> [Exercise objective]
When a line below contains the word "name", copy that line.

************

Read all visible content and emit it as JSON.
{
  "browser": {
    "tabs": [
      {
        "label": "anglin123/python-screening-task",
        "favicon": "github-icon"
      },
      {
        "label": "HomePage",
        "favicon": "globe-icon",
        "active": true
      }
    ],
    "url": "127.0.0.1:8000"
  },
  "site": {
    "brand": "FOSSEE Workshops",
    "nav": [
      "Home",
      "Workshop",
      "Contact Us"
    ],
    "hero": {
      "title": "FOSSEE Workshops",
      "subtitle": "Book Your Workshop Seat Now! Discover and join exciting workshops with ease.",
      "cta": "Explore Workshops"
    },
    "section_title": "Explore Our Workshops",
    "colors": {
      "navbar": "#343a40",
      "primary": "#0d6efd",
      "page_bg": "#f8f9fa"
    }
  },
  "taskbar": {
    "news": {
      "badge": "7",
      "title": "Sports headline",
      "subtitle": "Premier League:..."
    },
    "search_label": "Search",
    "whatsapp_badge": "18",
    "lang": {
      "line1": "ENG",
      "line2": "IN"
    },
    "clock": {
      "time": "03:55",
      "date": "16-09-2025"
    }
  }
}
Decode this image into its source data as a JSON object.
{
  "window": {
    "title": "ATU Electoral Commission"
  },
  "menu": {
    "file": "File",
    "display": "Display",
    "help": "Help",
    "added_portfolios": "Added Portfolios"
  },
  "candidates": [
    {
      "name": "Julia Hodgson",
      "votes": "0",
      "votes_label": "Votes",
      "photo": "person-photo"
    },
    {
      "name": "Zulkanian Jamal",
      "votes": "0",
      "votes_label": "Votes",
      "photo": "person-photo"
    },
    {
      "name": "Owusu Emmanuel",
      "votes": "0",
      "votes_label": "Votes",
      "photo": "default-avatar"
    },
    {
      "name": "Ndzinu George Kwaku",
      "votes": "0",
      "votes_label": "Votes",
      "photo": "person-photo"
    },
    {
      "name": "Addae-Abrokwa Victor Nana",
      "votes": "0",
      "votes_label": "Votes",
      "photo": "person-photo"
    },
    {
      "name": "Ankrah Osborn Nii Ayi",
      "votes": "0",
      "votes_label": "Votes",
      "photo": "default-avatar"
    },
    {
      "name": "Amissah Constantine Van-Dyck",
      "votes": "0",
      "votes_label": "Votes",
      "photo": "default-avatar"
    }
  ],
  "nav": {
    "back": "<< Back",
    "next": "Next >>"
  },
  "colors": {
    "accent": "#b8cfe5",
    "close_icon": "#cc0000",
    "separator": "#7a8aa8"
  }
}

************

> [Solution to this exercise]
      "name": "Julia Hodgson",
      "name": "Zulkanian Jamal",
      "name": "Owusu Emmanuel",
      "name": "Ndzinu George Kwaku",
      "name": "Addae-Abrokwa Victor Nana",
      "name": "Ankrah Osborn Nii Ayi",
      "name": "Amissah Constantine Van-Dyck",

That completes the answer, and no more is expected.